EXERCISE DESCRIPTION: Verbatim copy, images omitted: return the full listing.

SUPPLIED RECORDS:
________________

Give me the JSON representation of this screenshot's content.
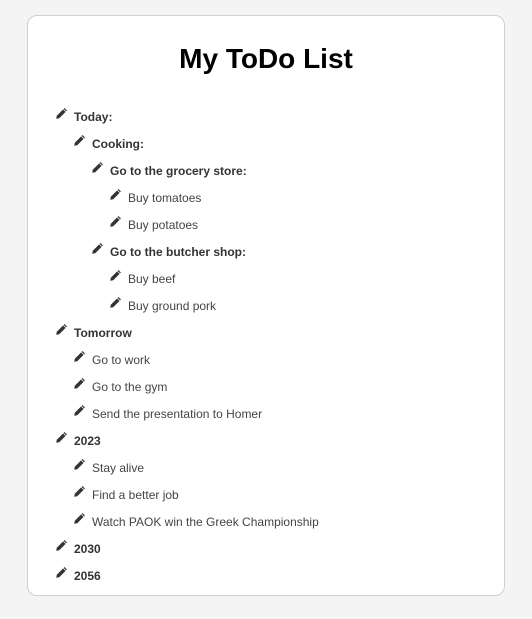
{
  "title": "My ToDo List",
  "icon_name": "pencil-icon",
  "colors": {
    "background": "#f4f4f4",
    "card": "#ffffff",
    "text": "#444444",
    "icon": "#333333"
  },
  "items": [
    {
      "label": "Today:",
      "level": 0,
      "bold": true
    },
    {
      "label": "Cooking:",
      "level": 1,
      "bold": true
    },
    {
      "label": "Go to the grocery store:",
      "level": 2,
      "bold": true
    },
    {
      "label": "Buy tomatoes",
      "level": 3,
      "bold": false
    },
    {
      "label": "Buy potatoes",
      "level": 3,
      "bold": false
    },
    {
      "label": "Go to the butcher shop:",
      "level": 2,
      "bold": true
    },
    {
      "label": "Buy beef",
      "level": 3,
      "bold": false
    },
    {
      "label": "Buy ground pork",
      "level": 3,
      "bold": false
    },
    {
      "label": "Tomorrow",
      "level": 0,
      "bold": true
    },
    {
      "label": "Go to work",
      "level": 1,
      "bold": false
    },
    {
      "label": "Go to the gym",
      "level": 1,
      "bold": false
    },
    {
      "label": "Send the presentation to Homer",
      "level": 1,
      "bold": false
    },
    {
      "label": "2023",
      "level": 0,
      "bold": true
    },
    {
      "label": "Stay alive",
      "level": 1,
      "bold": false
    },
    {
      "label": "Find a better job",
      "level": 1,
      "bold": false
    },
    {
      "label": "Watch PAOK win the Greek Championship",
      "level": 1,
      "bold": false
    },
    {
      "label": "2030",
      "level": 0,
      "bold": true
    },
    {
      "label": "2056",
      "level": 0,
      "bold": true
    }
  ]
}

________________

EXERCISE ANSWER:
Give me the JSON representation of this screenshot's content.
{
  "title": "My ToDo List",
  "icon_name": "pencil-icon",
  "colors": {
    "background": "#f4f4f4",
    "card": "#ffffff",
    "text": "#444444",
    "icon": "#333333"
  },
  "items": [
    {
      "label": "Today:",
      "level": 0,
      "bold": true
    },
    {
      "label": "Cooking:",
      "level": 1,
      "bold": true
    },
    {
      "label": "Go to the grocery store:",
      "level": 2,
      "bold": true
    },
    {
      "label": "Buy tomatoes",
      "level": 3,
      "bold": false
    },
    {
      "label": "Buy potatoes",
      "level": 3,
      "bold": false
    },
    {
      "label": "Go to the butcher shop:",
      "level": 2,
      "bold": true
    },
    {
      "label": "Buy beef",
      "level": 3,
      "bold": false
    },
    {
      "label": "Buy ground pork",
      "level": 3,
      "bold": false
    },
    {
      "label": "Tomorrow",
      "level": 0,
      "bold": true
    },
    {
      "label": "Go to work",
      "level": 1,
      "bold": false
    },
    {
      "label": "Go to the gym",
      "level": 1,
      "bold": false
    },
    {
      "label": "Send the presentation to Homer",
      "level": 1,
      "bold": false
    },
    {
      "label": "2023",
      "level": 0,
      "bold": true
    },
    {
      "label": "Stay alive",
      "level": 1,
      "bold": false
    },
    {
      "label": "Find a better job",
      "level": 1,
      "bold": false
    },
    {
      "label": "Watch PAOK win the Greek Championship",
      "level": 1,
      "bold": false
    },
    {
      "label": "2030",
      "level": 0,
      "bold": true
    },
    {
      "label": "2056",
      "level": 0,
      "bold": true
    }
  ]
}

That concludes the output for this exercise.